• AVAILABLE DATA:
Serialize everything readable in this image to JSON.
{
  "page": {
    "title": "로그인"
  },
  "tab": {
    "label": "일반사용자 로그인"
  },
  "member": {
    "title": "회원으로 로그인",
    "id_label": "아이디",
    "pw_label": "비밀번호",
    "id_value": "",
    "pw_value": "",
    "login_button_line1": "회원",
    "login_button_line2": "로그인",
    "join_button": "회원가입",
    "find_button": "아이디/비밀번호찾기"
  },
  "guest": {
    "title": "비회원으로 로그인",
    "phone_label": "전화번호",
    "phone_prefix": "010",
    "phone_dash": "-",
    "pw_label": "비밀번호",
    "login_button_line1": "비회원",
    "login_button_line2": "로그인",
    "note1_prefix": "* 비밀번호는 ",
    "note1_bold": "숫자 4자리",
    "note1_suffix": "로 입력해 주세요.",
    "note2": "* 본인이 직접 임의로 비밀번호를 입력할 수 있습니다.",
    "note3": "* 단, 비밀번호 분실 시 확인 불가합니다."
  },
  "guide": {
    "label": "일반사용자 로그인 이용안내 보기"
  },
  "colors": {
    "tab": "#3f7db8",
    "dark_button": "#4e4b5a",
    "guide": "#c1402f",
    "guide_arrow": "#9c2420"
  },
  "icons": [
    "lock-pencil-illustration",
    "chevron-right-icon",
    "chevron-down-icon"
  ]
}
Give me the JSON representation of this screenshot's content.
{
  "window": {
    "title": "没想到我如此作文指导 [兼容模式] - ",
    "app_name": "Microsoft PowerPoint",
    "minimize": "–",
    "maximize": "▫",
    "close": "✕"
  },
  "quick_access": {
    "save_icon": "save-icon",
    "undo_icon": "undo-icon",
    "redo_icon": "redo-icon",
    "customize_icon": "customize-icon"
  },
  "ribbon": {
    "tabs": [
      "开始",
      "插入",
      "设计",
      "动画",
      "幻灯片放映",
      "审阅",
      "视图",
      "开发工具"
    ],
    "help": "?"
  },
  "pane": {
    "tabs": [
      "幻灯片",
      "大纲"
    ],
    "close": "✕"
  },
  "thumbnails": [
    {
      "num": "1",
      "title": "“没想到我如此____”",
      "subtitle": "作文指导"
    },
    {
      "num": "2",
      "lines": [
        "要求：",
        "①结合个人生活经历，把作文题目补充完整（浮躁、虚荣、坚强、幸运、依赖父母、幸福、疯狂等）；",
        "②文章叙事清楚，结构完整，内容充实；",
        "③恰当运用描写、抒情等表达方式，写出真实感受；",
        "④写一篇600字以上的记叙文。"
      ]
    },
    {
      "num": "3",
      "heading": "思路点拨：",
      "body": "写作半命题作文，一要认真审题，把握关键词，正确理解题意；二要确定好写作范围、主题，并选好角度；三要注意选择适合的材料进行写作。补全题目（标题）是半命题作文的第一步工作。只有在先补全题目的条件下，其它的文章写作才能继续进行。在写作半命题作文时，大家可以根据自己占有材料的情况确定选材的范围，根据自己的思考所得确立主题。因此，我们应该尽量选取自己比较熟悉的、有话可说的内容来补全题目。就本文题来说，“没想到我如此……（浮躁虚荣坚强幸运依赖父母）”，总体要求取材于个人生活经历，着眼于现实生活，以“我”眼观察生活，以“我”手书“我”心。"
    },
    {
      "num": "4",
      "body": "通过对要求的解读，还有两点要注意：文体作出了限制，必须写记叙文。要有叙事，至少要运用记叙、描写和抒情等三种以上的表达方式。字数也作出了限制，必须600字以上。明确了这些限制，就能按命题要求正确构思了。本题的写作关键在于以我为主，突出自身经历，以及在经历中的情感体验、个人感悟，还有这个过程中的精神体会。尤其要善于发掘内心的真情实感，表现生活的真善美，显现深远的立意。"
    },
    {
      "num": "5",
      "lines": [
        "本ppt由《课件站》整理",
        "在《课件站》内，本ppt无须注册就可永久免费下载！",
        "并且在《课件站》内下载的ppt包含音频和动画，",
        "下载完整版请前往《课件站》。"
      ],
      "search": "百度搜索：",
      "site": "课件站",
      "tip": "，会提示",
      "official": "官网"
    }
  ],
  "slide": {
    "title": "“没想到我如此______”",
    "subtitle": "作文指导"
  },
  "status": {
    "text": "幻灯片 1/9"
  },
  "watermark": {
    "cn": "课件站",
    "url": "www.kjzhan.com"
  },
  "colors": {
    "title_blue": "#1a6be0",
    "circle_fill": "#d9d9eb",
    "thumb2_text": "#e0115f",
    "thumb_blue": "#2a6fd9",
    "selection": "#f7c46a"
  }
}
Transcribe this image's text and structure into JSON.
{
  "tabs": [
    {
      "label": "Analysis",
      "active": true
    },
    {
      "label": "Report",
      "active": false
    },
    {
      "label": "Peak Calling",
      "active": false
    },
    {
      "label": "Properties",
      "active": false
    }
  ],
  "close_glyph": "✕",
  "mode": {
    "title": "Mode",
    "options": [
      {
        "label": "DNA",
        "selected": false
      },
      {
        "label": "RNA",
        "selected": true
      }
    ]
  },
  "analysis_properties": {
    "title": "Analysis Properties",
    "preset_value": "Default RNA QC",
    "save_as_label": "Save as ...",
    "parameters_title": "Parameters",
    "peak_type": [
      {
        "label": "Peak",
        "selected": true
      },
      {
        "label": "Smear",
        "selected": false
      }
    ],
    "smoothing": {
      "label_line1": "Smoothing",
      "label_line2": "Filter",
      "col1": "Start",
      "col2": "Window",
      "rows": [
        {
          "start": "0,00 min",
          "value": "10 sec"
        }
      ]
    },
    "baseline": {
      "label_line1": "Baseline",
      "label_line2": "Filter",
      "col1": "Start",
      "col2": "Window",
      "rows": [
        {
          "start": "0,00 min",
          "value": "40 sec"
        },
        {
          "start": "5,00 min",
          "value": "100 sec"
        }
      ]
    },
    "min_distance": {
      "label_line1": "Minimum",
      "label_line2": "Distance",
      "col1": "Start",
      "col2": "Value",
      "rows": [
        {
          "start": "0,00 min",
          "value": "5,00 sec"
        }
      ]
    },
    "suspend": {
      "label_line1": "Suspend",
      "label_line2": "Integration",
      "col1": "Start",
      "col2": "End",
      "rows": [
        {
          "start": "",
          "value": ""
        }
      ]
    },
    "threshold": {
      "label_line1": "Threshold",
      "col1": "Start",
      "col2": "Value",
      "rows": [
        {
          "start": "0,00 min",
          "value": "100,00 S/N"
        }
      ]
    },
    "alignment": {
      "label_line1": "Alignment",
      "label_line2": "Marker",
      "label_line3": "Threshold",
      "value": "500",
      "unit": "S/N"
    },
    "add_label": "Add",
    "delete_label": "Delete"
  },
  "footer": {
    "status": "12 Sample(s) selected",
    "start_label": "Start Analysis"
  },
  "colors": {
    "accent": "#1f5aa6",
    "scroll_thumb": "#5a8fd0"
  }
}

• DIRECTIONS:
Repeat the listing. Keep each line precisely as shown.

• WRITTEN RESPONSE:
Serialize everything readable in this image to JSON.
{
  "page": {
    "title": "로그인"
  },
  "tab": {
    "label": "일반사용자 로그인"
  },
  "member": {
    "title": "회원으로 로그인",
    "id_label": "아이디",
    "pw_label": "비밀번호",
    "id_value": "",
    "pw_value": "",
    "login_button_line1": "회원",
    "login_button_line2": "로그인",
    "join_button": "회원가입",
    "find_button": "아이디/비밀번호찾기"
  },
  "guest": {
    "title": "비회원으로 로그인",
    "phone_label": "전화번호",
    "phone_prefix": "010",
    "phone_dash": "-",
    "pw_label": "비밀번호",
    "login_button_line1": "비회원",
    "login_button_line2": "로그인",
    "note1_prefix": "* 비밀번호는 ",
    "note1_bold": "숫자 4자리",
    "note1_suffix": "로 입력해 주세요.",
    "note2": "* 본인이 직접 임의로 비밀번호를 입력할 수 있습니다.",
    "note3": "* 단, 비밀번호 분실 시 확인 불가합니다."
  },
  "guide": {
    "label": "일반사용자 로그인 이용안내 보기"
  },
  "colors": {
    "tab": "#3f7db8",
    "dark_button": "#4e4b5a",
    "guide": "#c1402f",
    "guide_arrow": "#9c2420"
  },
  "icons": [
    "lock-pencil-illustration",
    "chevron-right-icon",
    "chevron-down-icon"
  ]
}
Give me the JSON representation of this screenshot's content.
{
  "window": {
    "title": "没想到我如此作文指导 [兼容模式] - ",
    "app_name": "Microsoft PowerPoint",
    "minimize": "–",
    "maximize": "▫",
    "close": "✕"
  },
  "quick_access": {
    "save_icon": "save-icon",
    "undo_icon": "undo-icon",
    "redo_icon": "redo-icon",
    "customize_icon": "customize-icon"
  },
  "ribbon": {
    "tabs": [
      "开始",
      "插入",
      "设计",
      "动画",
      "幻灯片放映",
      "审阅",
      "视图",
      "开发工具"
    ],
    "help": "?"
  },
  "pane": {
    "tabs": [
      "幻灯片",
      "大纲"
    ],
    "close": "✕"
  },
  "thumbnails": [
    {
      "num": "1",
      "title": "“没想到我如此____”",
      "subtitle": "作文指导"
    },
    {
      "num": "2",
      "lines": [
        "要求：",
        "①结合个人生活经历，把作文题目补充完整（浮躁、虚荣、坚强、幸运、依赖父母、幸福、疯狂等）；",
        "②文章叙事清楚，结构完整，内容充实；",
        "③恰当运用描写、抒情等表达方式，写出真实感受；",
        "④写一篇600字以上的记叙文。"
      ]
    },
    {
      "num": "3",
      "heading": "思路点拨：",
      "body": "写作半命题作文，一要认真审题，把握关键词，正确理解题意；二要确定好写作范围、主题，并选好角度；三要注意选择适合的材料进行写作。补全题目（标题）是半命题作文的第一步工作。只有在先补全题目的条件下，其它的文章写作才能继续进行。在写作半命题作文时，大家可以根据自己占有材料的情况确定选材的范围，根据自己的思考所得确立主题。因此，我们应该尽量选取自己比较熟悉的、有话可说的内容来补全题目。就本文题来说，“没想到我如此……（浮躁虚荣坚强幸运依赖父母）”，总体要求取材于个人生活经历，着眼于现实生活，以“我”眼观察生活，以“我”手书“我”心。"
    },
    {
      "num": "4",
      "body": "通过对要求的解读，还有两点要注意：文体作出了限制，必须写记叙文。要有叙事，至少要运用记叙、描写和抒情等三种以上的表达方式。字数也作出了限制，必须600字以上。明确了这些限制，就能按命题要求正确构思了。本题的写作关键在于以我为主，突出自身经历，以及在经历中的情感体验、个人感悟，还有这个过程中的精神体会。尤其要善于发掘内心的真情实感，表现生活的真善美，显现深远的立意。"
    },
    {
      "num": "5",
      "lines": [
        "本ppt由《课件站》整理",
        "在《课件站》内，本ppt无须注册就可永久免费下载！",
        "并且在《课件站》内下载的ppt包含音频和动画，",
        "下载完整版请前往《课件站》。"
      ],
      "search": "百度搜索：",
      "site": "课件站",
      "tip": "，会提示",
      "official": "官网"
    }
  ],
  "slide": {
    "title": "“没想到我如此______”",
    "subtitle": "作文指导"
  },
  "status": {
    "text": "幻灯片 1/9"
  },
  "watermark": {
    "cn": "课件站",
    "url": "www.kjzhan.com"
  },
  "colors": {
    "title_blue": "#1a6be0",
    "circle_fill": "#d9d9eb",
    "thumb2_text": "#e0115f",
    "thumb_blue": "#2a6fd9",
    "selection": "#f7c46a"
  }
}
Transcribe this image's text and structure into JSON.
{
  "tabs": [
    {
      "label": "Analysis",
      "active": true
    },
    {
      "label": "Report",
      "active": false
    },
    {
      "label": "Peak Calling",
      "active": false
    },
    {
      "label": "Properties",
      "active": false
    }
  ],
  "close_glyph": "✕",
  "mode": {
    "title": "Mode",
    "options": [
      {
        "label": "DNA",
        "selected": false
      },
      {
        "label": "RNA",
        "selected": true
      }
    ]
  },
  "analysis_properties": {
    "title": "Analysis Properties",
    "preset_value": "Default RNA QC",
    "save_as_label": "Save as ...",
    "parameters_title": "Parameters",
    "peak_type": [
      {
        "label": "Peak",
        "selected": true
      },
      {
        "label": "Smear",
        "selected": false
      }
    ],
    "smoothing": {
      "label_line1": "Smoothing",
      "label_line2": "Filter",
      "col1": "Start",
      "col2": "Window",
      "rows": [
        {
          "start": "0,00 min",
          "value": "10 sec"
        }
      ]
    },
    "baseline": {
      "label_line1": "Baseline",
      "label_line2": "Filter",
      "col1": "Start",
      "col2": "Window",
      "rows": [
        {
          "start": "0,00 min",
          "value": "40 sec"
        },
        {
          "start": "5,00 min",
          "value": "100 sec"
        }
      ]
    },
    "min_distance": {
      "label_line1": "Minimum",
      "label_line2": "Distance",
      "col1": "Start",
      "col2": "Value",
      "rows": [
        {
          "start": "0,00 min",
          "value": "5,00 sec"
        }
      ]
    },
    "suspend": {
      "label_line1": "Suspend",
      "label_line2": "Integration",
      "col1": "Start",
      "col2": "End",
      "rows": [
        {
          "start": "",
          "value": ""
        }
      ]
    },
    "threshold": {
      "label_line1": "Threshold",
      "col1": "Start",
      "col2": "Value",
      "rows": [
        {
          "start": "0,00 min",
          "value": "100,00 S/N"
        }
      ]
    },
    "alignment": {
      "label_line1": "Alignment",
      "label_line2": "Marker",
      "label_line3": "Threshold",
      "value": "500",
      "unit": "S/N"
    },
    "add_label": "Add",
    "delete_label": "Delete"
  },
  "footer": {
    "status": "12 Sample(s) selected",
    "start_label": "Start Analysis"
  },
  "colors": {
    "accent": "#1f5aa6",
    "scroll_thumb": "#5a8fd0"
  }
}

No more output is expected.